Cannabis in Namibia
Cannabis in Namibia is illegal for recreational and medical uses, but cannabis and mandrax (methaqualone) are the most popular illicit drugs in the country. Per the 2011 UNODC report, the incidence of annual cannabis usage in Namibia was 3.9% in 2000.
The term dagga or dakha (“grass”) is common for cannabis, with a cannabis cigarette termed a zol or joint.
Legal cannabis exports
Around 2007, the Combating the Abuse of Drugs Act was proposed in Namibia, proposed to offer a 20 year jail sentence even for first-time drug offense, regardless of drug type or quantity. Protests were raised against the proposal, particularly by Namibia’s creative class and Rastafarian community.

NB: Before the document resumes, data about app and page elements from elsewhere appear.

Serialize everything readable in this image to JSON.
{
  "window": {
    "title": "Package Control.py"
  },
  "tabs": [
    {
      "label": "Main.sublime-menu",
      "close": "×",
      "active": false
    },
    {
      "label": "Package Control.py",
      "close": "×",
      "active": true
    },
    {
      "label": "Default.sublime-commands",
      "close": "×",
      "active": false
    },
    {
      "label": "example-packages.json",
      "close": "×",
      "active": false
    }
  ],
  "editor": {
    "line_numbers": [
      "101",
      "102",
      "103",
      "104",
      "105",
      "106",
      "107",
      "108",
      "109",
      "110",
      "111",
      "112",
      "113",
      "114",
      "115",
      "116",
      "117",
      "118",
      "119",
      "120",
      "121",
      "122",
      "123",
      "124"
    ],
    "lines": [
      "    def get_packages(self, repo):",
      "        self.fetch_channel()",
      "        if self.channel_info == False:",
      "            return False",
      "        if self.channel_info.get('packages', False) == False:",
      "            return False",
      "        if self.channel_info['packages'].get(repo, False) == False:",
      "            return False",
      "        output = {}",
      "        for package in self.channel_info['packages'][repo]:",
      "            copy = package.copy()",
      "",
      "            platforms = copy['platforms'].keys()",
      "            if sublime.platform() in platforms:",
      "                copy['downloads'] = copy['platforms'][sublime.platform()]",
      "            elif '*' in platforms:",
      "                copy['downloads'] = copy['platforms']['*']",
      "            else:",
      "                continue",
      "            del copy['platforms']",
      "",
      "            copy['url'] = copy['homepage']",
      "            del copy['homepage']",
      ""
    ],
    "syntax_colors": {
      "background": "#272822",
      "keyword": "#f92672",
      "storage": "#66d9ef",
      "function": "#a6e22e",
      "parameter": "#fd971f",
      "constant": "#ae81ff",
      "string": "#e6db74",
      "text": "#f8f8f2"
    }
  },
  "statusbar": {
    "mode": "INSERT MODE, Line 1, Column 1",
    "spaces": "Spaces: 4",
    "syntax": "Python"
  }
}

- Stephen C. Adkisson; Osei G. Kofi; Tony Figueira (1995). Children in Namibia: Reaching Towards the Rights of Every Child. Social Sciences Division, University of Namibia.
- World Drug Report 2011. United Nations Office on Drugs and Crime (UNODC). Cannabis stats are from Chapter 188.8.131.52. Consumption: Annual prevalence of Cannabis, p. 217. “Sources: Annual Reports Questionnaires, Academic Researches, Concise International Chemical Assessment Documents (CICAD), Government Reports, European School Survey Project on Alcohol and Other Drugs (ESPAD), International Narcotics Control Strategy Reports (INCSR).”
- “Marijuana problem in northern Namibia”. Southernafrican.news. Retrieved 2015-12-06.
- Cole Latimer (2015-07-22). “Miners gets new permits to grow marijuana | Mining Australia”. Australianmining.com.au. Retrieved 2015-12-06.
- “Africa: Proposed Draconian Drug Law in Namibia Runs Into Intense Opposition”. StoptheDrugWar.org. Retrieved 2015-12-06.
- “Public gets on high horse over new drug law”. The Namibian. 2016-11-03. Retrieved 2016-11-07.